An hour after arriving in Hosanna, we received notice that Yesehak’s birth family was down the street with his three younger brothers, Abuti, Dagim, Mamush, and his baby sister Bereket.

Even though Yesehak’s mother could not speak a word of English, she did not need to say anything to convey the unconditional happiness she felt in the moment she was reunited with her son after twelve years of separation. It was an emotional reunion that displayed to me true motherhood. Abaynesh was a beautiful woman who embodied strength and love for her five children. We spent the night connecting loose ends and growing closer with the family.

The next day, we traveled forty-five minutes to Yesehak’s birth village, Wererma. As we drove down the dirt roads leading to the home, children began to chase after the car with smiles on their faces, as they had been waiting for the day Yesehak would return for a long time now. Elders began to clap and chant as Yesehak hugged his newfound relatives.

We brought along soccer balls, frisbees, chewing gum, clothing, and toys for the village children. For the family, we brought mattresses because all of the children and their mother had to sleep together on one straw mattress. We also brought solar-powered lights and gravity lamps as they had never had light in their hut. They fed us corn and traditional Ethiopian coffee, which we ate while sitting with the family as if we had known them for our whole lives.

Our goodbye to the village was emotional. I wanted to stay and further immerse myself in the rich culture.
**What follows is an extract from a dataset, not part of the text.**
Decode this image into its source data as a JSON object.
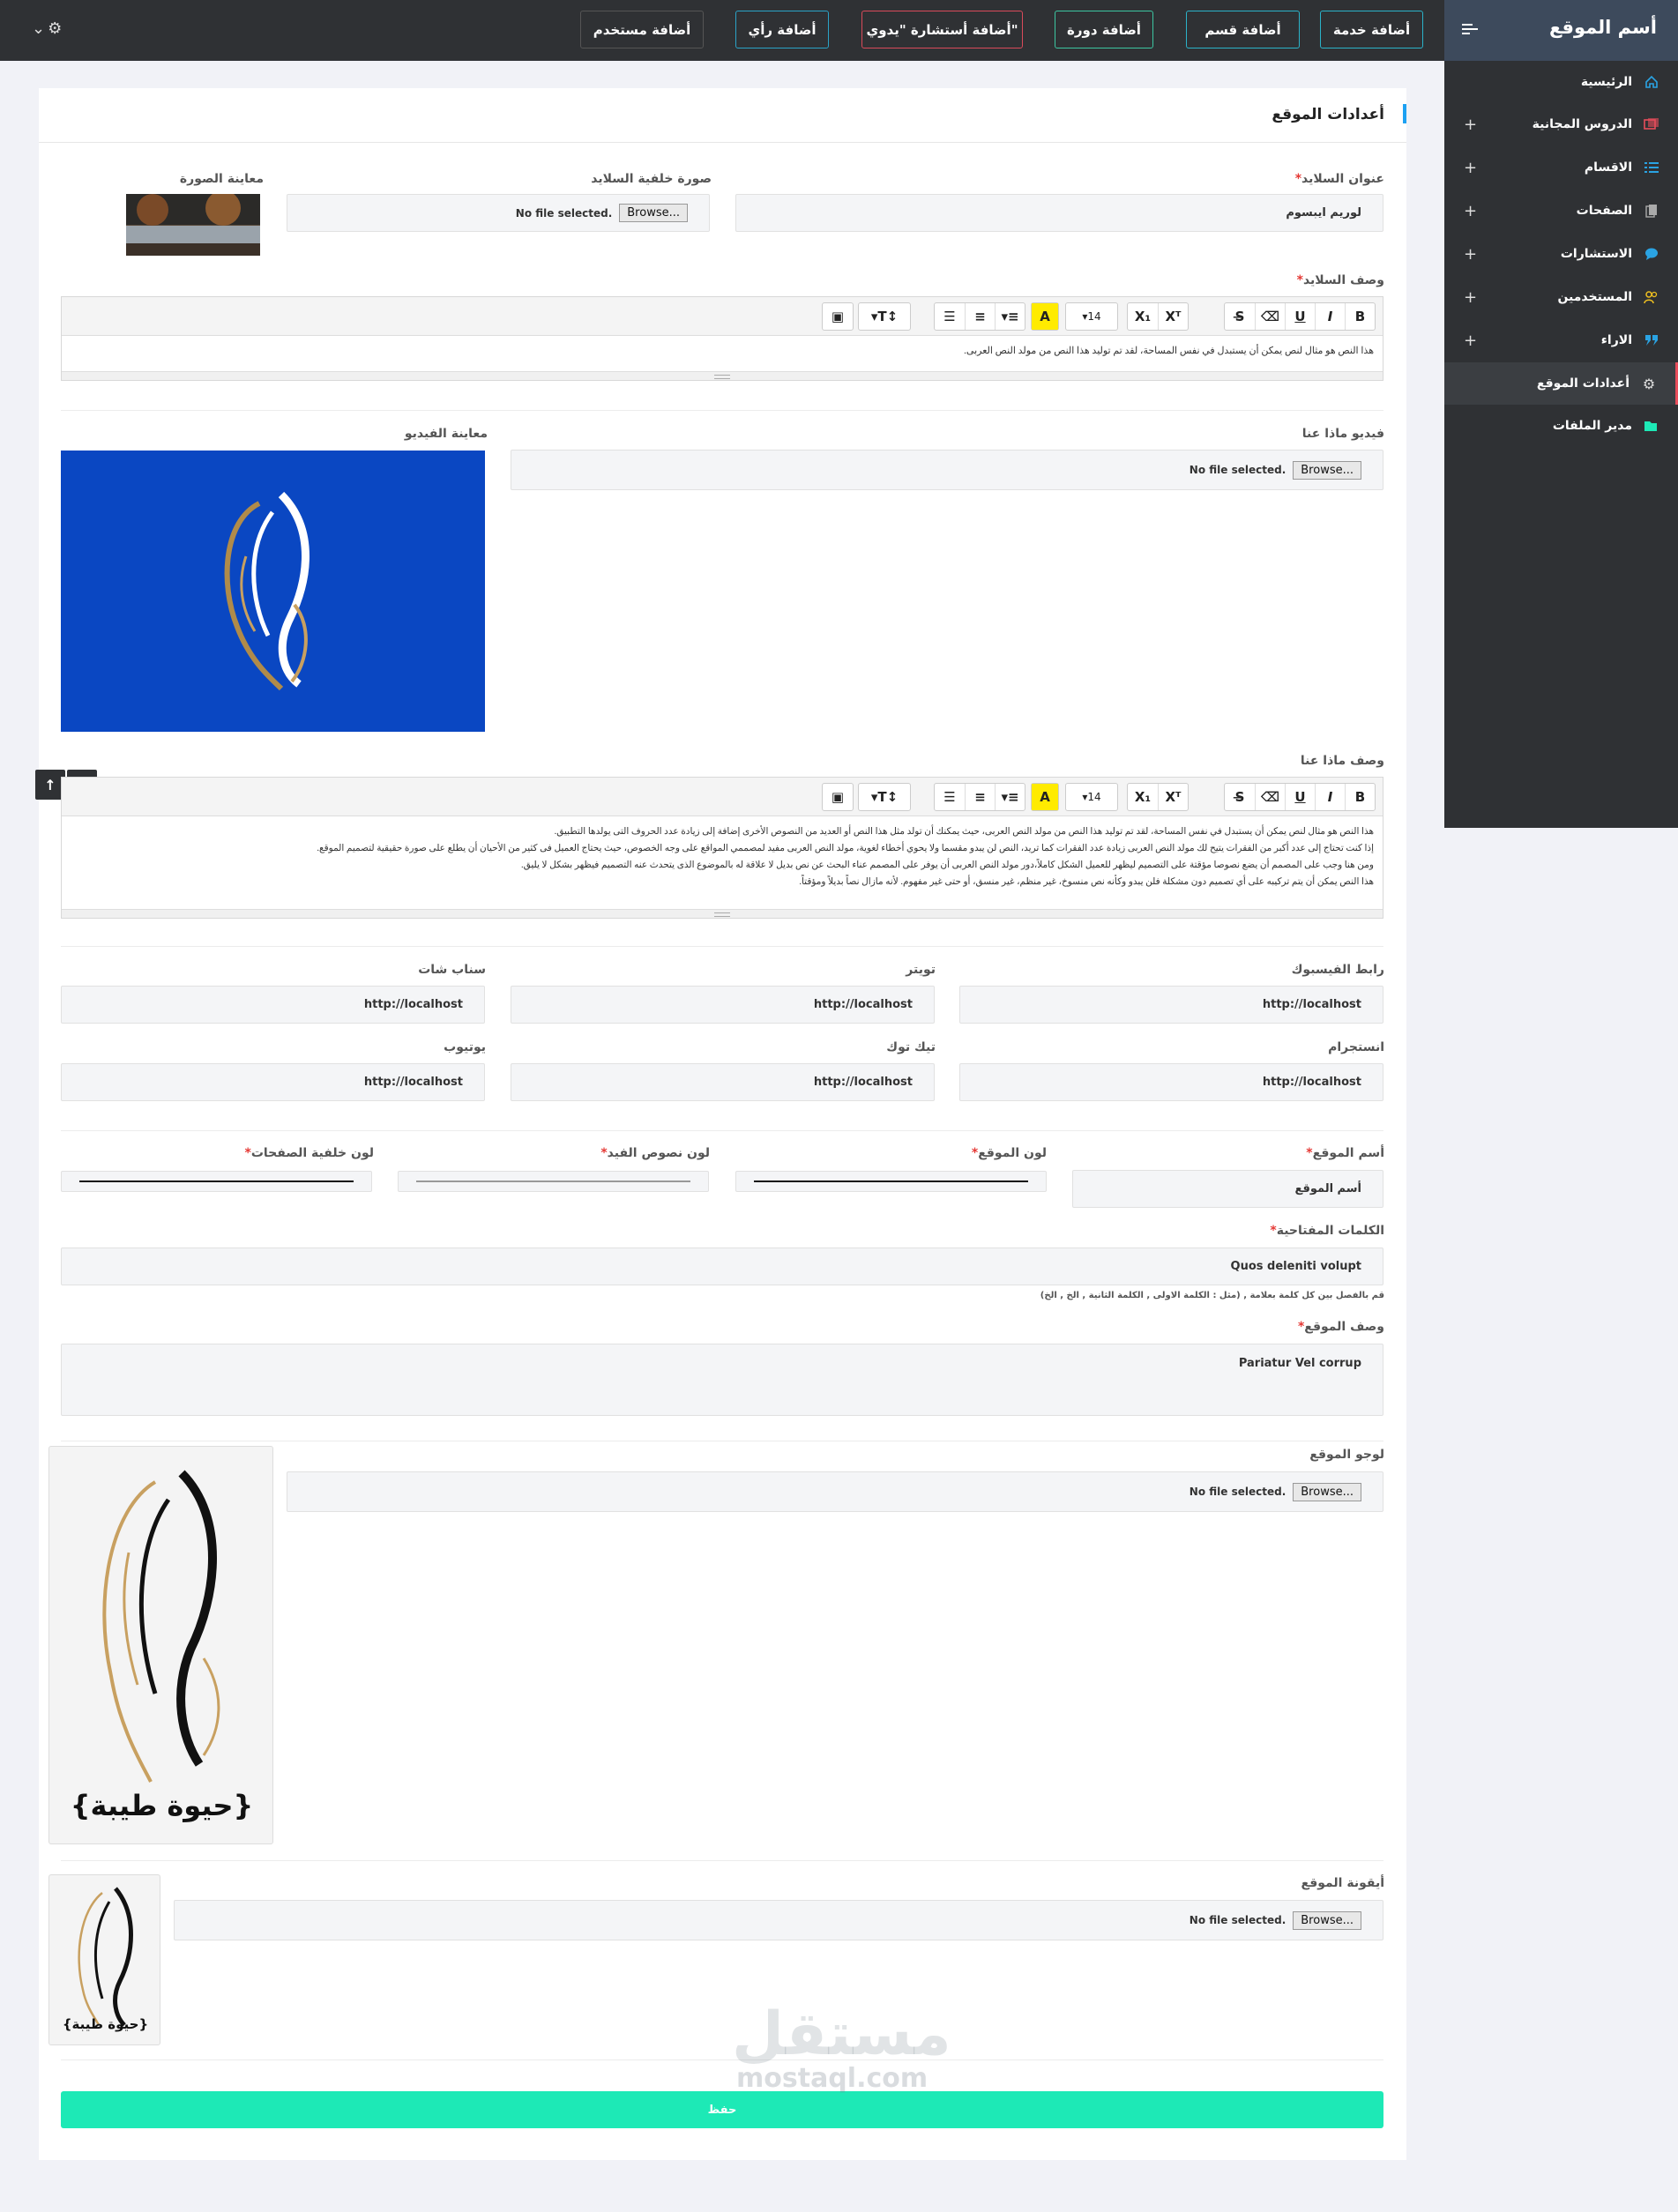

We gave our last hugs and Abuti cried because he and Yesehak bonded over the short time they had together. Abaynesh waved goodbye and the children of the village once again chased our car down the dirt road until we were out of sight. “I will come back,” Yesehak called as the car took us farther away from the village of Wererma.

Seeing how this village and specifically Yesehak’s family lived, with no electricity in a one-room mud hut, yet how they all still approached every day with immense joy for what they had was a completely eye-opening experience. The lessons I learned that day will stay with me when I look at the privileged culture that surrounds us in the U.S. and appreciate the small things we take for granted.

The Omo Valley was our next stop. Stay tuned for my next article to read more about my experience living with Ethiopian tribes and viewing life in the Ethiopian way. Āmeseginalehu!